Re: virus: A few opening statements from a newcomer

Eric Boyd (
Fri, 19 Mar 1999 17:38:59 -0500


Snow Leopard <> writes: <<
I see more flaws in over meme-complexes than with Christianity.

I'd put them on about equal ground, in terms of truth value. Both are more a way of looking at the world -- a special pair of sunglasses, if you will -- and both distort the world in special, revealing ways. The trick with either is not to forget you're wearing those glasses...

I've read the Bible 8 times, (working on 9) and I see flaws, but then I take the time to investigate. That's the piece of the scientific theory that this list seems to be missing. If something LOOKS wrong, it's automatically invalid, along with everything else in the meme-complex.

Well, if you're interested in places in which the Bible is factually wrong, start with Genesis. Nearly totally bunk. The best way to show the errors of the Bible, however, is by internal contradiction. See _The Age of Reason_ by Thomas Paine; he did an admirable job well over one hundred years ago. Also of note is the _Enclopedia of Biblical Errancy_. Reading the Bible from cover to cover is useful only if you have been trained in critical thinking and have an *excellent* memory. A much better method to is pick a topic and find out what different Biblical authors had to say about it. Or to do a comparisom study on what the four different gospels say Jesus did and said. (line them up and follow chronologically in all four. Multiple Bible help, although you could always just rip out the appropriate sections)

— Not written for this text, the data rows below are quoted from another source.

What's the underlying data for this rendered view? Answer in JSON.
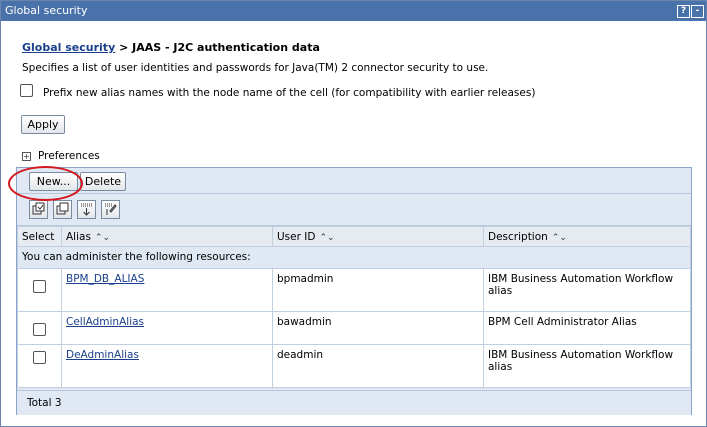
{
  "window": {
    "title": "Global security",
    "help": "?",
    "minimize": "-"
  },
  "breadcrumb": {
    "link": "Global security",
    "rest": " > JAAS - J2C authentication data"
  },
  "description": "Specifies a list of user identities and passwords for Java(TM) 2 connector security to use.",
  "prefix_option": {
    "label": "Prefix new alias names with the node name of the cell (for compatibility with earlier releases)",
    "checked": false
  },
  "apply_label": "Apply",
  "preferences": {
    "expander": "+",
    "label": "Preferences"
  },
  "toolbar": {
    "new_label": "New...",
    "delete_label": "Delete"
  },
  "table": {
    "headers": {
      "select": "Select",
      "alias": "Alias",
      "user_id": "User ID",
      "description": "Description"
    },
    "sort_glyph": "⌃⌄",
    "access_message": "You can administer the following resources:",
    "rows": [
      {
        "alias": "BPM_DB_ALIAS",
        "user_id": "bpmadmin",
        "description": "IBM Business Automation Workflow alias"
      },
      {
        "alias": "CellAdminAlias",
        "user_id": "bawadmin",
        "description": "BPM Cell Administrator Alias"
      },
      {
        "alias": "DeAdminAlias",
        "user_id": "deadmin",
        "description": "IBM Business Automation Workflow alias"
      }
    ],
    "total": "Total 3"
  },
  "colors": {
    "titlebar": "#4a72aa",
    "highlight": "#d6151c",
    "link": "#1a3f8c"
  }
}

Get this- there are two kind of people in every church organization-the religious, and the faithful. One says what there church says, plays mirror for some set of memes that mean nothing. The other examines their faith, looks for why it is true, makes sure that they haven't been douped.

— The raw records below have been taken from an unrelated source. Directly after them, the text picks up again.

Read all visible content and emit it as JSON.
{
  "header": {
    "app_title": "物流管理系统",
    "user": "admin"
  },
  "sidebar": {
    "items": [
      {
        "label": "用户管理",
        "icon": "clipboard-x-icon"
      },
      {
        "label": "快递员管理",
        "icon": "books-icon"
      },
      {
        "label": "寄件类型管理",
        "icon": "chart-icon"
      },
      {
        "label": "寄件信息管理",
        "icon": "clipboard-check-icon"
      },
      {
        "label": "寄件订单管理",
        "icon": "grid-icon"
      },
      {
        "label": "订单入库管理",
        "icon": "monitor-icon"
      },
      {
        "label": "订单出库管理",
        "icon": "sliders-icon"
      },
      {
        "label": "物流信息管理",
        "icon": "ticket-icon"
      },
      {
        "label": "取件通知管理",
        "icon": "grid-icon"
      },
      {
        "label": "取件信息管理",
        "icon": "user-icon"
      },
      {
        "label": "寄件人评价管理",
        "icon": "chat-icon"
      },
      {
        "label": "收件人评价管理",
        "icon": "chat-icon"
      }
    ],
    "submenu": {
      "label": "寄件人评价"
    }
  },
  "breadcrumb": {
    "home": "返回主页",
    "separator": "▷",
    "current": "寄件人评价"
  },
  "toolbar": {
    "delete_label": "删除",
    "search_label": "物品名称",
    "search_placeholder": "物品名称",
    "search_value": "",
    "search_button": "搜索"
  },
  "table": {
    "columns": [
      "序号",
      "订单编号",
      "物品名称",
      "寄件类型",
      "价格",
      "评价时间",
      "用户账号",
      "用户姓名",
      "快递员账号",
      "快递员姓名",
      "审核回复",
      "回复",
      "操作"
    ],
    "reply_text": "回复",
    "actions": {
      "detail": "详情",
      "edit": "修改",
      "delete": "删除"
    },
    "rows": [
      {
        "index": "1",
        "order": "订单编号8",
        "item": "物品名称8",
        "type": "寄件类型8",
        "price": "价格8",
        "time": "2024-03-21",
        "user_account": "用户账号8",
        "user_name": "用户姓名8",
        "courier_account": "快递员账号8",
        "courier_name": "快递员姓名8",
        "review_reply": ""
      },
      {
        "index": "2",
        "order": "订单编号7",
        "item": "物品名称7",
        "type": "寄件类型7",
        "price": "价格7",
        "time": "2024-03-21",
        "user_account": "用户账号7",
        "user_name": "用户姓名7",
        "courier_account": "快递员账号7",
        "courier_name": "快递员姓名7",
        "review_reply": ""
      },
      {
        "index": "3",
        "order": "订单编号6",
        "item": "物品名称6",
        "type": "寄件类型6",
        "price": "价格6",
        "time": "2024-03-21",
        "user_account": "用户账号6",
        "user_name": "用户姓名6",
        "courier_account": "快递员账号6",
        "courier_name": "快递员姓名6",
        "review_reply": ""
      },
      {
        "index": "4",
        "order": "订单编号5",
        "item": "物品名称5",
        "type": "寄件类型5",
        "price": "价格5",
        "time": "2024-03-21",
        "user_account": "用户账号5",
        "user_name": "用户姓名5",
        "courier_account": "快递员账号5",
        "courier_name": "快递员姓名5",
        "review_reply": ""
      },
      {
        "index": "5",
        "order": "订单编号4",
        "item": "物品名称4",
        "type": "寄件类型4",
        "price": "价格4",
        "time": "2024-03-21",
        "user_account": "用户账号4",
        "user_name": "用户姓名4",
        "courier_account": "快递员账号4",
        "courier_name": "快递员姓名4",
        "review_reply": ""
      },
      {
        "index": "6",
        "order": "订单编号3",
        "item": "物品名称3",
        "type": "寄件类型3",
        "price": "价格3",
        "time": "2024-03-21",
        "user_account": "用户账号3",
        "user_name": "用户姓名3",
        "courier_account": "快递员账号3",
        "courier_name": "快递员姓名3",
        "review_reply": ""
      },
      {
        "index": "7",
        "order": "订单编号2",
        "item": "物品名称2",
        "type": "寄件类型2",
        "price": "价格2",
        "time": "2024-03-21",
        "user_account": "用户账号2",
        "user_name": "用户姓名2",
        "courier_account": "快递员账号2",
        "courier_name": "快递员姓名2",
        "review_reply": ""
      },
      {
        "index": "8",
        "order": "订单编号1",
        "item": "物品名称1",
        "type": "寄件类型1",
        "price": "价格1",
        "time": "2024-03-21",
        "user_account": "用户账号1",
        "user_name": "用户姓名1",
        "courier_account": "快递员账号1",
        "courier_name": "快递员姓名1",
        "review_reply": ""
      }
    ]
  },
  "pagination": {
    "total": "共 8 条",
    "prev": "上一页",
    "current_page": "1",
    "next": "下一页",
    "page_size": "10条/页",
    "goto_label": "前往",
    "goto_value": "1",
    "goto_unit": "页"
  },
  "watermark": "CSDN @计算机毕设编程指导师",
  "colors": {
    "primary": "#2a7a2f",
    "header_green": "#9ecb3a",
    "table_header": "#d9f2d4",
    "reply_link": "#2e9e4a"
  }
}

You cast the same two groups as I see, but you cast them opposite. I consider the religious people the ones who question, the intelligent ones. The faithful, on the other hand, are mere sheeps, who have fait h (blind or not) in what the Good Book and their Shepherd have to say. They are all alike, and to get their opinions, it's easier just to read Paul and John (boring!)

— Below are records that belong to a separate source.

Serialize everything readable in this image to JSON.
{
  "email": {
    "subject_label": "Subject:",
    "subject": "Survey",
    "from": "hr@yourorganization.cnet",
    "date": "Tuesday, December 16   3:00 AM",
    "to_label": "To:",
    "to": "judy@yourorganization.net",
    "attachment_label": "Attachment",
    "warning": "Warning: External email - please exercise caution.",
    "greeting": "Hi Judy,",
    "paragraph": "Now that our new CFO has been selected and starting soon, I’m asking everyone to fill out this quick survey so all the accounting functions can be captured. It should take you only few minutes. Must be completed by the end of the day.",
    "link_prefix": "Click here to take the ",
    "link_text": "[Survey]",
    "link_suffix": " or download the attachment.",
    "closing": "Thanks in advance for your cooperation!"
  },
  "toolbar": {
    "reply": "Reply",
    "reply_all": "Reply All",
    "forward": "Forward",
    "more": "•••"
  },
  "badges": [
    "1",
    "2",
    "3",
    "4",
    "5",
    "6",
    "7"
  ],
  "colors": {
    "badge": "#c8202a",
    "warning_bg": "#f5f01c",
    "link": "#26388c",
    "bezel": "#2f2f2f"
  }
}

I consider myself a fairly religious person, but think faith is that-which-is-to-be-avoided. I eagerly await your post on why faith isn't the "disease" I take it to be.